With 1911 marking the start of the downward trend in the amount of freight moved on the WN&P, the B&M undertook measures in 1924 to reduce redundant rail lines and eliminate passenger service where the buses of the B&M Transportation Co. could manage. Unfortunately, the WN&P was one of three main lines between Massachusetts to Maine. On September 1, 1925 the WN&P Division ceased to exist and the main line was divided between the Southern and Portland Divisions. Main line status remained only for between Worcester and Ayer. Other than U.S. Mail contracts on the line, there was little reason to keep passenger service. During a schedule revision in 1928, it no longer was possible to take a train from Worcester to Portland as a transfer in Rochester was impossible to do in a single day. This was made worse in 1932 when another transfer was added at Nashua Ė and again, it wasnít possible to do in one day. This ploy to kill passenger ridership worked as passenger service between Portland and Rochester ceased later that year, between Nashua and Rochester in March 1934, and between Worcester and Nashua in April 1934.
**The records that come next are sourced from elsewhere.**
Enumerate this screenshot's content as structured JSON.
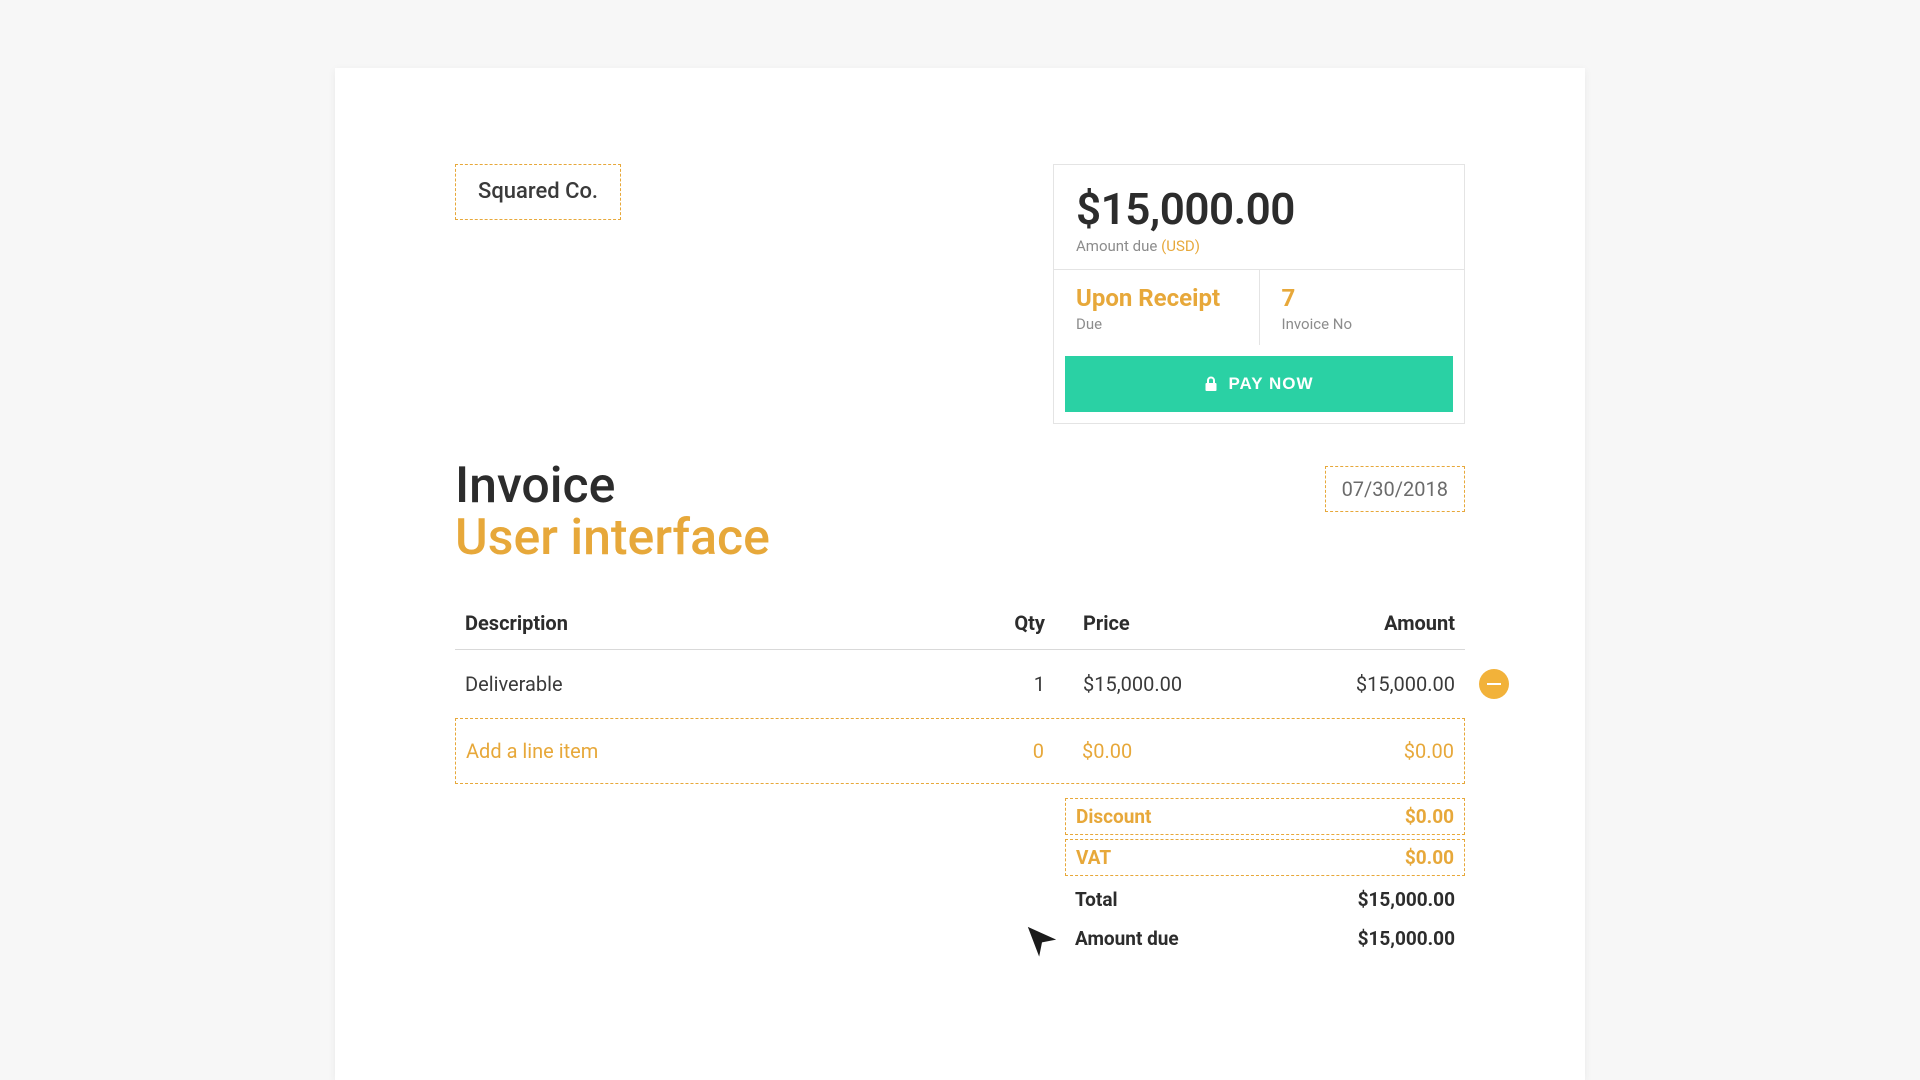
{
  "company_name": "Squared Co.",
  "summary": {
    "amount_big": "$15,000.00",
    "amount_due_label": "Amount due",
    "currency": "(USD)",
    "due_value": "Upon Receipt",
    "due_label": "Due",
    "invoice_no_value": "7",
    "invoice_no_label": "Invoice No",
    "pay_label": "PAY NOW"
  },
  "title": {
    "heading": "Invoice",
    "subheading": "User interface",
    "date": "07/30/2018"
  },
  "table": {
    "headers": {
      "description": "Description",
      "qty": "Qty",
      "price": "Price",
      "amount": "Amount"
    },
    "row": {
      "description": "Deliverable",
      "qty": "1",
      "price": "$15,000.00",
      "amount": "$15,000.00"
    },
    "add": {
      "label": "Add a line item",
      "qty": "0",
      "price": "$0.00",
      "amount": "$0.00"
    }
  },
  "totals": {
    "discount_label": "Discount",
    "discount_value": "$0.00",
    "vat_label": "VAT",
    "vat_value": "$0.00",
    "total_label": "Total",
    "total_value": "$15,000.00",
    "amount_due_label": "Amount due",
    "amount_due_value": "$15,000.00"
  }
}
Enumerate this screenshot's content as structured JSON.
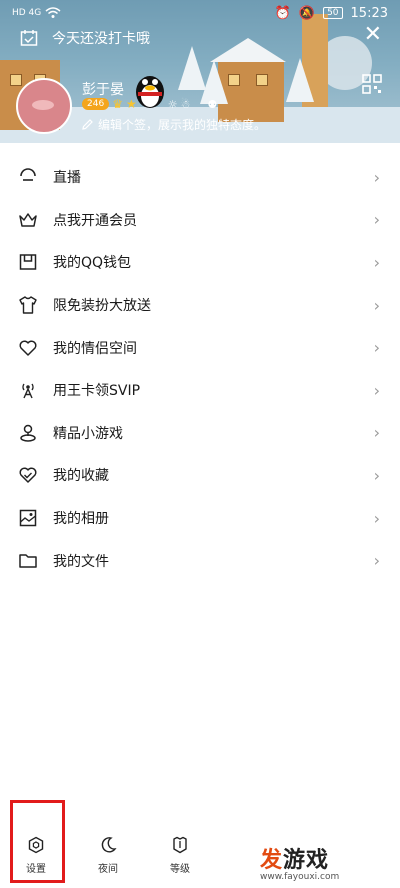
{
  "status_bar": {
    "left_text": "HD 4G",
    "battery": "50",
    "time": "15:23"
  },
  "header": {
    "checkin_text": "今天还没打卡哦",
    "username": "彭于晏",
    "level_badge": "246",
    "signature": "编辑个签，展示我的独特态度。"
  },
  "menu": {
    "items": [
      {
        "label": "直播",
        "icon": "live-icon"
      },
      {
        "label": "点我开通会员",
        "icon": "crown-icon"
      },
      {
        "label": "我的QQ钱包",
        "icon": "wallet-icon"
      },
      {
        "label": "限免装扮大放送",
        "icon": "shirt-icon"
      },
      {
        "label": "我的情侣空间",
        "icon": "heart-icon"
      },
      {
        "label": "用王卡领SVIP",
        "icon": "antenna-icon"
      },
      {
        "label": "精品小游戏",
        "icon": "game-icon"
      },
      {
        "label": "我的收藏",
        "icon": "favorite-heart-icon"
      },
      {
        "label": "我的相册",
        "icon": "album-icon"
      },
      {
        "label": "我的文件",
        "icon": "folder-icon"
      }
    ]
  },
  "bottom_nav": {
    "settings": "设置",
    "night": "夜间",
    "level": "等级"
  },
  "watermark": {
    "title_part1": "发",
    "title_part2": "游戏",
    "url": "www.fayouxi.com"
  },
  "colors": {
    "highlight": "#e21b1b",
    "banner": "#7fa9bd",
    "watermark_orange": "#e24b12"
  }
}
With dwindling through traffic and no longer considered a main line, the second track between Ayer and Nashua was removed in 1929. Also, the first abandonment occurred between Nashua and Rochester in various pieces to continue serving some of the remaining customers that were near junctions with other rail lines. On April 29, 1934, it was announced that between Hudson and Fremont and Epping and West Gonic were to be abandoned. A few years later, in 1941, a short stretch between Hollis and a point west of Nashua was abandoned. A year later the section between Nashua and Hudson was abandoned. With the development of the state highways, the roadbed between Hudson and West Windham was used for N.H. Route 111, Epping and Barrington for N.H. Route 125, and South Lebanon to East Lebanon, Maine for U.S Route 202.
Surprisingly the segment between Rochester and Portland was still hanging on despite the abandonments in New Hampshire. Sam Pinsley organized the Sanford & Eastern Railroad and purchased that segment from the B&M on July 1, 1949. He ultimately couldnít make the line profitable and abandoned the line in 1963.
The small sections left of the WN&P didnít last the test of time. The line from Ayer to Hollis and Rochester to West Gonic were abandoned in 1981. The segment within Nashua that headed in the direction of Hollis survived into the Guilford Rail System era, finally being abandoned in 1993. This left the only remaining portion of the WN&P main line between Worcester and Ayer. With the decline of traffic, the second track was removed and signaling removed. This section of the WN&P continues to serve as an important interchange, a gateway for the Boston & Maine Railroad, Guilford Rail System, and today Pan Am Railways for freight headed to northern New England.